• [EXERCISE DESCRIPTION] Scan the data beneath this task and copy each line that includes "상한요율".

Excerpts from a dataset
>>>>
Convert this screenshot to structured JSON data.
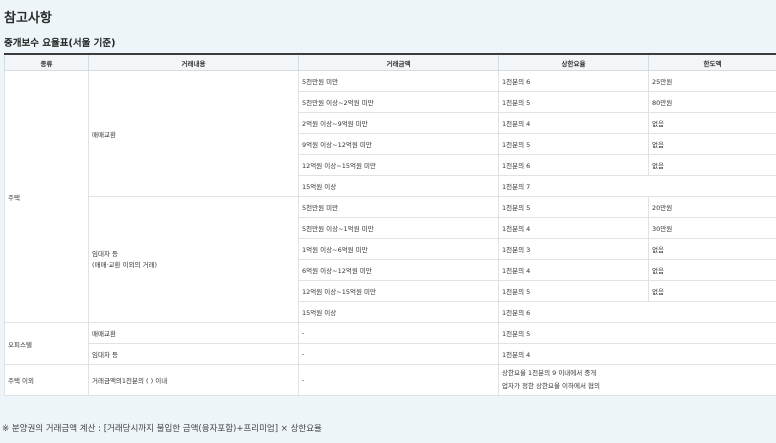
{
  "page_title": "참고사항",
  "table_title": "중개보수 요율표(서울 기준)",
  "headers": [
    "종류",
    "거래내용",
    "거래금액",
    "상한요율",
    "한도액"
  ],
  "types": {
    "house": "주택",
    "officetel": "오피스텔",
    "other": "주택 이외"
  },
  "house_sale": {
    "label": "매매교환",
    "rows": [
      {
        "amount": "5천만원 미만",
        "rate": "1천분의 6",
        "limit": "25만원"
      },
      {
        "amount": "5천만원 이상~2억원 미만",
        "rate": "1천분의 5",
        "limit": "80만원"
      },
      {
        "amount": "2억원 이상~9억원 미만",
        "rate": "1천분의 4",
        "limit": "없음"
      },
      {
        "amount": "9억원 이상~12억원 미만",
        "rate": "1천분의 5",
        "limit": "없음"
      },
      {
        "amount": "12억원 이상~15억원 미만",
        "rate": "1천분의 6",
        "limit": "없음"
      },
      {
        "amount": "15억원 이상",
        "rate": "1천분의 7",
        "limit": ""
      }
    ]
  },
  "house_lease": {
    "label_line1": "임대차 등",
    "label_line2": "(매매·교환 이외의 거래)",
    "rows": [
      {
        "amount": "5천만원 미만",
        "rate": "1천분의 5",
        "limit": "20만원"
      },
      {
        "amount": "5천만원 이상~1억원 미만",
        "rate": "1천분의 4",
        "limit": "30만원"
      },
      {
        "amount": "1억원 이상~6억원 미만",
        "rate": "1천분의 3",
        "limit": "없음"
      },
      {
        "amount": "6억원 이상~12억원 미만",
        "rate": "1천분의 4",
        "limit": "없음"
      },
      {
        "amount": "12억원 이상~15억원 미만",
        "rate": "1천분의 5",
        "limit": "없음"
      },
      {
        "amount": "15억원 이상",
        "rate": "1천분의 6",
        "limit": ""
      }
    ]
  },
  "officetel": {
    "sale_label": "매매교환",
    "sale_amount": "-",
    "sale_rate": "1천분의 5",
    "lease_label": "임대차 등",
    "lease_amount": "-",
    "lease_rate": "1천분의 4"
  },
  "other": {
    "content": "거래금액의1천분의 ( ) 이내",
    "amount": "-",
    "rate_line1": "상한요율 1천분의 9 이내에서 중개",
    "rate_line2": "업자가 정한 상한요율 이하에서 협의"
  },
  "footnote": "※ 분양권의 거래금액 계산 : [거래당시까지 불입한 금액(융자포함)+프리미엄] × 상한요율"
}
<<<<
• [THE ANSWER]
    "상한요율",
    "rate_line1": "상한요율 1천분의 9 이내에서 중개",
    "rate_line2": "업자가 정한 상한요율 이하에서 협의"
  "footnote": "※ 분양권의 거래금액 계산 : [거래당시까지 불입한 금액(융자포함)+프리미엄] × 상한요율"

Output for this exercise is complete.